November 22, 2011
It isn't just that some of the candidates for the GOP presidential nomination occasionally seem divorced from modern reality; it's that they're determined to re-fight battles that most of us thought had ended roughly a century ago. A case in point is newly inaugurated front-runner Newt Gingrich, who in a talk Monday at Harvard University denigrated federal child labor laws that date back to the 1930s. "It is tragic what we do in the poorest neighborhoods in trapping children … in child laws which are truly stupid," Gingrich said.
November 21, 2011 |
Promising “extraordinarily radical proposals to fundamentally change the culture of poverty in America,” Newt Gingrich said Friday that he would fire school janitors and pay students to clean schools instead. Speaking at Harvard's Kennedy School of Government, the Republican presidential candidate and former speaker of the House challenged laws that prevent children from working certain jobs before their mid-teens. Gingrich blames “the core policies of protecting unionization and bureaucratization" for “crippling” children.
September 9, 2010 |
Her story had been lost amid dusty records that were long ago stashed in deep storage and forgotten. Forgotten until a retired federal agent, researching the history of Chicago law enforcement, stumbled upon a mention that, in the 1890s, she had become a police officer in Chicago. The date caught his attention. A female police officer in the 1890s? Now, after three years of research, Rick Barrett, a former Drug Enforcement Administration agent and an amateur historian, says he has found definitive evidence that Marie Owens was not only the first policewoman in Chicago, but also the first known female officer in the United States.
CALIFORNIA | LOCAL
March 28, 2010 |
When you think of Babe Ruth, you might picture a newsreel shot of him bashing a home run in Yankee Stadium and then trotting around the bases on those surprisingly skinny legs of his. But one Southern California city also "had a part" in the Babe's colorful career, author Tim Grobaty points out. Long Beach arrested the Sultan of Swat on Jan. 22, 1927 -- for the crime of autographing baseballs for kids. There was more to it than that, of course. But not much more. As Grobaty tells the story in his book "Long Beach Almanac," Ruth was in town to perform three shows at the old State Theater near the Pike amusement park.
January 27, 2010 |

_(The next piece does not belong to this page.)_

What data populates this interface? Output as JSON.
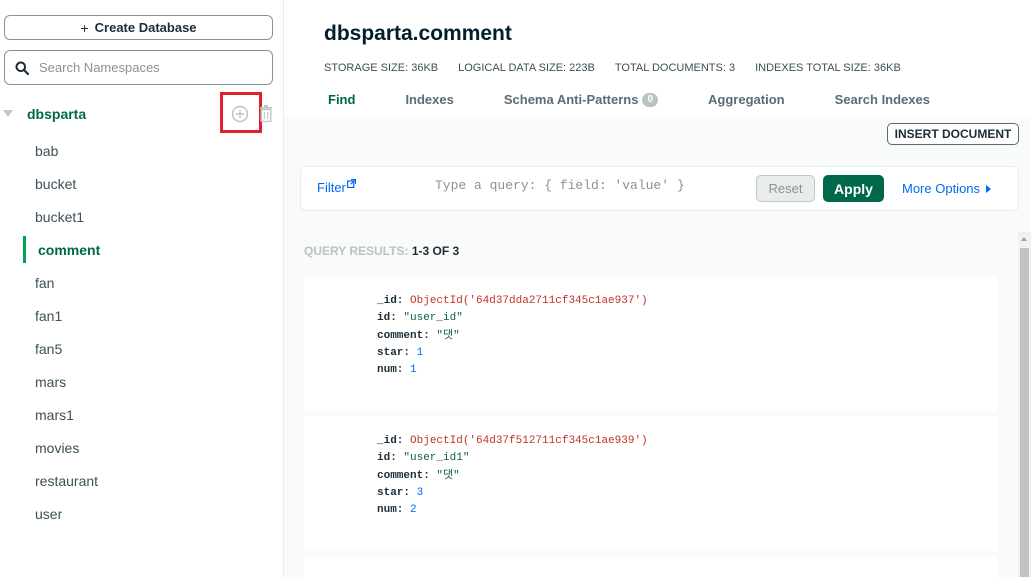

The Superior Grocers supermarket chain was assessed $79,200 in fines Tuesday for allowing 16- and 17-year-old employees to operate heavy machinery in violation of child labor laws. U.S. Labor Department investigators found 40 workplace violations for the workers operating scrap-paper balers, paper box compactors, power-driven hoists and forklifts, said Deanne Amaden, a spokeswoman for the agency. "It's not just that their employees were 16 and 17, it was that these younger workers were using machinery -- heavy machinery," she said.
March 18, 2009 |
President Obama and his administration have made a complete shambles of the AIG bailout, and the failure won't be papered over by the chief executive's populist campaign rhetoric. To call it an "outrage" doesn't begin to describe the disgraced insurance giant's payment of $165 million in bonuses to securities traders in the very division whose dealings in so-called credit default swaps was at the root of Wall Street's current meltdown.